In 1972, Doug and I moved from a suburb of Frederickton, New Brunswick, Canada, where he worked for the University as a technician in the artificial hands and arms lab, to a country place – 100 acres of pasture and woods north of Stanley and south of the Miramachi River. The settlement was called Maple Grove, although it was just a series of farms, the last ones on the lane unelectrified. Our place had electricity, though, and we decided we needed a freezer for garden preservation and meat.

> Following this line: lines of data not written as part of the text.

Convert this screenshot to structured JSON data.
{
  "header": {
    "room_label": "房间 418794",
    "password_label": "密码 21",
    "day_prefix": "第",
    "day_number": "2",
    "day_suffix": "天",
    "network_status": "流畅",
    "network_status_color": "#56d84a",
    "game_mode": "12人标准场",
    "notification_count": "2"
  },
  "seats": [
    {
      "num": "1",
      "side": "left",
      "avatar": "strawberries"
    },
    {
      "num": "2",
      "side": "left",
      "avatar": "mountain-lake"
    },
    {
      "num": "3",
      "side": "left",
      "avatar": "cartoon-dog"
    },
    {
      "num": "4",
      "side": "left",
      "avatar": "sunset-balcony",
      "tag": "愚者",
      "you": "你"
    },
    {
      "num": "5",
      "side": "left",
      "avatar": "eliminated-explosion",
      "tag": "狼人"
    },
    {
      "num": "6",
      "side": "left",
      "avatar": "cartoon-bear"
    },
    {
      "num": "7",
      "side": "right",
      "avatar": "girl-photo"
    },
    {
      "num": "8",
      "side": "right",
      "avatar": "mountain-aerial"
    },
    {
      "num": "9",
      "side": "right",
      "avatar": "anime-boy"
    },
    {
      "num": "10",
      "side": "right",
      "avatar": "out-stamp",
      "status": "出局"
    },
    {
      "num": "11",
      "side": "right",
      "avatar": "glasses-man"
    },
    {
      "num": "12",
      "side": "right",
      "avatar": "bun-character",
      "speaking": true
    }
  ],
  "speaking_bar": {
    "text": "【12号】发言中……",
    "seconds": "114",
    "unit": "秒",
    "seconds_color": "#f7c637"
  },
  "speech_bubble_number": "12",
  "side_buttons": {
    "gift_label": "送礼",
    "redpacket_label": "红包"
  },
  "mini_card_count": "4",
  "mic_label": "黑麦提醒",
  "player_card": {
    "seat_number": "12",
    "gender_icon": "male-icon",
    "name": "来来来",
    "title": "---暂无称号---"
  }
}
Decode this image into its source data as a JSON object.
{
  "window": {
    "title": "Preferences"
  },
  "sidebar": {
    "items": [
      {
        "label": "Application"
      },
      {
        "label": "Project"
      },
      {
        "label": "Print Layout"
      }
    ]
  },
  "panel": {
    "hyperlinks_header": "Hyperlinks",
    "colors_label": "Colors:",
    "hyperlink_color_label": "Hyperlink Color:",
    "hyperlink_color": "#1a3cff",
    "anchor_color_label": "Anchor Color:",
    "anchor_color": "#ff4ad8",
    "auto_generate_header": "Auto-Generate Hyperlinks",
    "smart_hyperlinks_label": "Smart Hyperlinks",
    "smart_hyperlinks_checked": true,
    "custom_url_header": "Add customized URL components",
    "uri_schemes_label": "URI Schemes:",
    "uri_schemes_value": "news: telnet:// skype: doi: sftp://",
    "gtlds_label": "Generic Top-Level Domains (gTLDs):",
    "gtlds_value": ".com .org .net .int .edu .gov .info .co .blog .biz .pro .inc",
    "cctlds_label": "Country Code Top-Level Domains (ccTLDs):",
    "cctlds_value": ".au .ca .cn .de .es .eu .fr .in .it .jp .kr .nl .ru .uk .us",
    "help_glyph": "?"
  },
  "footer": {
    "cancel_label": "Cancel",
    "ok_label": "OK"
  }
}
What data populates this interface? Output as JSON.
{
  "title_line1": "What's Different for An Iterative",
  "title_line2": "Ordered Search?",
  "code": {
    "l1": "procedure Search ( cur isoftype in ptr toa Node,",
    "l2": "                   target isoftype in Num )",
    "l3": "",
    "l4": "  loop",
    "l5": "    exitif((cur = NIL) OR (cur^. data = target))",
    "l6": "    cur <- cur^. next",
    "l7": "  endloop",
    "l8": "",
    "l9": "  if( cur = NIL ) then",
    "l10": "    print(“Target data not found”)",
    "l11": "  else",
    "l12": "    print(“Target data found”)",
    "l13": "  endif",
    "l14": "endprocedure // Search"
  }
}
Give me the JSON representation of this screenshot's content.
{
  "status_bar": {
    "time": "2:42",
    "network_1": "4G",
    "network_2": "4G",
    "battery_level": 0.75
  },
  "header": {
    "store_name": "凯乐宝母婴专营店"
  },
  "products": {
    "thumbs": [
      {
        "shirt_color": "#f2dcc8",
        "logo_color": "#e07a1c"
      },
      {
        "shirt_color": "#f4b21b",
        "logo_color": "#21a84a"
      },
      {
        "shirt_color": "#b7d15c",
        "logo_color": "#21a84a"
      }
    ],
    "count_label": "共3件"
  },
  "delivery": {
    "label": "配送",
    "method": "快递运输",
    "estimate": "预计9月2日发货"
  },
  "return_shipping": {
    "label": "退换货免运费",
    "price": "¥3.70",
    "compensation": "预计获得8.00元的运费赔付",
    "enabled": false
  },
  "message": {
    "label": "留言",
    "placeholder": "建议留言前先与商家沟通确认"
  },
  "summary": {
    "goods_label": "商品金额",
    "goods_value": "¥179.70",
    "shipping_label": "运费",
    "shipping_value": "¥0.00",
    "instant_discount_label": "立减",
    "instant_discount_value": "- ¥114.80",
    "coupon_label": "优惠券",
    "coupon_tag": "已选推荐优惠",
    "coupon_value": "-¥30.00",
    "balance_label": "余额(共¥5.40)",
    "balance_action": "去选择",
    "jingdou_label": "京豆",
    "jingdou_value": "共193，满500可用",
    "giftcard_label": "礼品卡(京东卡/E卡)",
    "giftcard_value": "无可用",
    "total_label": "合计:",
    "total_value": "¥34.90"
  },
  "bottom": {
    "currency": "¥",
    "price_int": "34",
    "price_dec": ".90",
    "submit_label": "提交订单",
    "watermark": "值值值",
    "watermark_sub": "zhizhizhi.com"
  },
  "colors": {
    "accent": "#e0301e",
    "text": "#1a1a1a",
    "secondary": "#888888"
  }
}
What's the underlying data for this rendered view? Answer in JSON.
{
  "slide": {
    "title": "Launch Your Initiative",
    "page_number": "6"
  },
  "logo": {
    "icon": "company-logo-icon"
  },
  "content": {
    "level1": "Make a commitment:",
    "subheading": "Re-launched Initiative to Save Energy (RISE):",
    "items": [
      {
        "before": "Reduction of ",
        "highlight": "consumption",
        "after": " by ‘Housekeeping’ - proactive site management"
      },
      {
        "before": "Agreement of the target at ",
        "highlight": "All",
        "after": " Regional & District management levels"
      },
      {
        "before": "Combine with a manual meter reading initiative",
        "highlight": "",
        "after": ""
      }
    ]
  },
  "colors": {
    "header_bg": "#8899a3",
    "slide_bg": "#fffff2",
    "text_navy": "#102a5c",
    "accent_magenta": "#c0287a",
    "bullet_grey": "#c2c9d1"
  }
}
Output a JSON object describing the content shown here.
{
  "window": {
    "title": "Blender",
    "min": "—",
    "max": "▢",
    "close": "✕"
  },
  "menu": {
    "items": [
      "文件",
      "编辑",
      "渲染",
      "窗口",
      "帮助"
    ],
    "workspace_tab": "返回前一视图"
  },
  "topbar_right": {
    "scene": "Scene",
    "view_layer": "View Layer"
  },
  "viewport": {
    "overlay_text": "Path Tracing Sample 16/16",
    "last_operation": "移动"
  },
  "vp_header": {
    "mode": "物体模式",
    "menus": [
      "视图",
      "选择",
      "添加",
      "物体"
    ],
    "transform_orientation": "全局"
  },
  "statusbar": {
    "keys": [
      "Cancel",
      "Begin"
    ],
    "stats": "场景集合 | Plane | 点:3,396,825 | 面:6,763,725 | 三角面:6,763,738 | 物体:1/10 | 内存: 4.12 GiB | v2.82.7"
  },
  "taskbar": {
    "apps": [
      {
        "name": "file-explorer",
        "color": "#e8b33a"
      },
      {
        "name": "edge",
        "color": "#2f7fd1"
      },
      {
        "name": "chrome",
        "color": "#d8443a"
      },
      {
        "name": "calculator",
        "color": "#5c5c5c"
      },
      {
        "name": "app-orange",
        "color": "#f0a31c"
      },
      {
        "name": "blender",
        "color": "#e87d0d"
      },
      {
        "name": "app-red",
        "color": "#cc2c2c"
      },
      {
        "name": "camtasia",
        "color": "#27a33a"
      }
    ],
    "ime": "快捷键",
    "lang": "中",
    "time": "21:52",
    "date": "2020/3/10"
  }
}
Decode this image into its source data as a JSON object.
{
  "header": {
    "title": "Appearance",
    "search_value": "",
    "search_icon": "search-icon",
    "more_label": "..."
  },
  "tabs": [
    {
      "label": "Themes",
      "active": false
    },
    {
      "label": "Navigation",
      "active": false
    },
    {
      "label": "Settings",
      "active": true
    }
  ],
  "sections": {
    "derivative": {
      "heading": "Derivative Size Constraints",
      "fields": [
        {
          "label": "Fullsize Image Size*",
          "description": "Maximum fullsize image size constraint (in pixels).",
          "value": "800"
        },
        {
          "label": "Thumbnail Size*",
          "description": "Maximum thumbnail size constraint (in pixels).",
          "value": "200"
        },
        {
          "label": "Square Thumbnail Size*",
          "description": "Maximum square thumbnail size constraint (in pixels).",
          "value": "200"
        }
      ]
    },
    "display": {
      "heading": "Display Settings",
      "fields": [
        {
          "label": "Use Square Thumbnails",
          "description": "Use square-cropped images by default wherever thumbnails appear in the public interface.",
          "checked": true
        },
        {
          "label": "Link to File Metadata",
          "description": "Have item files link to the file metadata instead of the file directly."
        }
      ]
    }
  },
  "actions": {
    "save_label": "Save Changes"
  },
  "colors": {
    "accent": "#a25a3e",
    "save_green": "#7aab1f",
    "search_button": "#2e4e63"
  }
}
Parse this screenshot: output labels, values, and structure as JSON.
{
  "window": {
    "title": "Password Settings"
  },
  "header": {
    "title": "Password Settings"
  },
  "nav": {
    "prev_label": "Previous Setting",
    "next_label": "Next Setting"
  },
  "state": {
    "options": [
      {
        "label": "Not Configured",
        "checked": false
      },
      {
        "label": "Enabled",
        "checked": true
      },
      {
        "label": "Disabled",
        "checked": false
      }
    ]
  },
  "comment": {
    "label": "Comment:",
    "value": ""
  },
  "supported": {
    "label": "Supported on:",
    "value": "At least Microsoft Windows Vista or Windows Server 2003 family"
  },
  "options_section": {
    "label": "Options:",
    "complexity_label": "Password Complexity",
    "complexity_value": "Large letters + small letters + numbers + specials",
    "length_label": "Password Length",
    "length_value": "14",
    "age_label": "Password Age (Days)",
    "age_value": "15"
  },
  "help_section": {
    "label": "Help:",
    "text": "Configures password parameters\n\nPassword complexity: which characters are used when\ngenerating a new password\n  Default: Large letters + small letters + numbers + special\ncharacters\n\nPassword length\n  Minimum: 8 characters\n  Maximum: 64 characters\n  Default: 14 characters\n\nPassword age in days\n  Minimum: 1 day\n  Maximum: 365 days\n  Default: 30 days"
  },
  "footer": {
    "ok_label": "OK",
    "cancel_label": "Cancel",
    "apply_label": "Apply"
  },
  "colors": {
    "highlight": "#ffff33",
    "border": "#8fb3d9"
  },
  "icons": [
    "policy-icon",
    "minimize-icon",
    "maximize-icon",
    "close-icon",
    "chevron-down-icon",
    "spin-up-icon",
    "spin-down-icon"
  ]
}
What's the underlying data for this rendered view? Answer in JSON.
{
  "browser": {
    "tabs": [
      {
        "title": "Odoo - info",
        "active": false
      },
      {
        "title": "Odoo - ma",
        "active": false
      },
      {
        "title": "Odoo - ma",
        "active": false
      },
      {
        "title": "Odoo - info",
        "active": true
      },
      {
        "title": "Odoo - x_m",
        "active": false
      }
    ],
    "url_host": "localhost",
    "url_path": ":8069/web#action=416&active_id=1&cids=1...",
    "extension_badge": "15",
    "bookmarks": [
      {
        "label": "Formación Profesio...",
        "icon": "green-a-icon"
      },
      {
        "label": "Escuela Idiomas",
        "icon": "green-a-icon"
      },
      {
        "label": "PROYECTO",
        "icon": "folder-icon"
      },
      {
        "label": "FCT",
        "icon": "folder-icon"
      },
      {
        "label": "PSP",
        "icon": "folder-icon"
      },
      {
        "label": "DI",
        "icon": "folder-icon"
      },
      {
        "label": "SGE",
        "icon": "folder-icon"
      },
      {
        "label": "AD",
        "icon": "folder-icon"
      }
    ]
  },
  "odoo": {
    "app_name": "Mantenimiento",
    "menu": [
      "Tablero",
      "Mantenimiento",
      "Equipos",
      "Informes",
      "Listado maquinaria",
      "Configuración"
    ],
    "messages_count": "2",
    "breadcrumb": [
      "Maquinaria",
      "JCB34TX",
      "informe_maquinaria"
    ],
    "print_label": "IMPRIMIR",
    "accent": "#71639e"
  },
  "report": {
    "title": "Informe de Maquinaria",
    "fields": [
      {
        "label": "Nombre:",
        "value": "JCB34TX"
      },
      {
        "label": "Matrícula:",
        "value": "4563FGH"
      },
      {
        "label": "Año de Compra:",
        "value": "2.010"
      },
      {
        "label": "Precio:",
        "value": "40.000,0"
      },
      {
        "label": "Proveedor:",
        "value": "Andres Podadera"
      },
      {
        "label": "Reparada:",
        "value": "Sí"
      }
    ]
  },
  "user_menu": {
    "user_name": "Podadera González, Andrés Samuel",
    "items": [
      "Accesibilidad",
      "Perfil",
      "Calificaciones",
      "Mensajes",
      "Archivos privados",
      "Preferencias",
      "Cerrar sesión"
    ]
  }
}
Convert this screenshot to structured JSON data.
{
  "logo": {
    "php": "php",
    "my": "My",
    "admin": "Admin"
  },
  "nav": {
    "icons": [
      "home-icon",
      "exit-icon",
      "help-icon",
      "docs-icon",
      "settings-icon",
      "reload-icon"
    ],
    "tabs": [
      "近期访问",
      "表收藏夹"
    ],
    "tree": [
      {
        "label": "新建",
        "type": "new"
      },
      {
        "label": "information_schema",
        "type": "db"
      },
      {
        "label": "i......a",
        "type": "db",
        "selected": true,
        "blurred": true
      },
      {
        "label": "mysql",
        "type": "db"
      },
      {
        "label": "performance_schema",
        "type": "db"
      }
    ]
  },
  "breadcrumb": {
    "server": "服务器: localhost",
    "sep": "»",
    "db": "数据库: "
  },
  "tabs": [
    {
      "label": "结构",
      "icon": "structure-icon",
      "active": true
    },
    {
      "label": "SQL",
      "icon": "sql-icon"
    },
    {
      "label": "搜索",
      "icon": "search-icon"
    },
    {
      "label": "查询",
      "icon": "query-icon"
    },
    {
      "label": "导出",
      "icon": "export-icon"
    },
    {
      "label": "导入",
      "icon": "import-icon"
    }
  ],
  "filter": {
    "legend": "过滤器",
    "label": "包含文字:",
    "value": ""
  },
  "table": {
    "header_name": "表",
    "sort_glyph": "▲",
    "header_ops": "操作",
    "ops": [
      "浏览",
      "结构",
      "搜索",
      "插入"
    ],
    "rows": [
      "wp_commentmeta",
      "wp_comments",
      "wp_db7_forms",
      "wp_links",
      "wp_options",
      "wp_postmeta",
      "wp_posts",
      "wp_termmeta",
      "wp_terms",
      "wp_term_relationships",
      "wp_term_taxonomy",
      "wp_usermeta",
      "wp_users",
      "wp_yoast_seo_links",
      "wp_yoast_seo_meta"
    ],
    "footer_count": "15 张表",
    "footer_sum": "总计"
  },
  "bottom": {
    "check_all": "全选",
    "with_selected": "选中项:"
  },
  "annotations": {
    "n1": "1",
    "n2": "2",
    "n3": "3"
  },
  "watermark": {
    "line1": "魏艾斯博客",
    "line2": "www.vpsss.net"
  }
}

We bought a 32-cubic-foot Gibson deep freeze for $250. (The land, substanard house and two barns – one falling down – cost $4,000 cash.) We have moved that freezer at least five times, including a winter stint unplugged in a South Dakota friend’s granery. For 41 years, it has chugged along faithfully keeping contents at 10 below zero. This summer, I froze 30 meals of green and yellow beans when they were at their peak. Last month, I open the freezer to pop in the packages of processed broccoli. The thermometer read 60 degrees and the beans smelled like compost. All lost. Lucky for us, our winter meat supply is in a newer freezer in the cellar.
We went to Sears in Belmidji and took advantage of their Labor Day sale and bought a new 25-cubic-foot freezer. We also had a garage fridge that needed to be held shut with bungee cords. We decided to replace that, too. So, Sears delivery/installation guys John and Steven arrived with the new appliances. The newer old fridge went into the garage and the new fridge replaced it in the kitchen. The old freezer, body rot and all, went to recycle, as did the oldest fridge. The new freezer cost in 2013 U.S. dollars just double what we paid in Canadian bucks 41 years ago.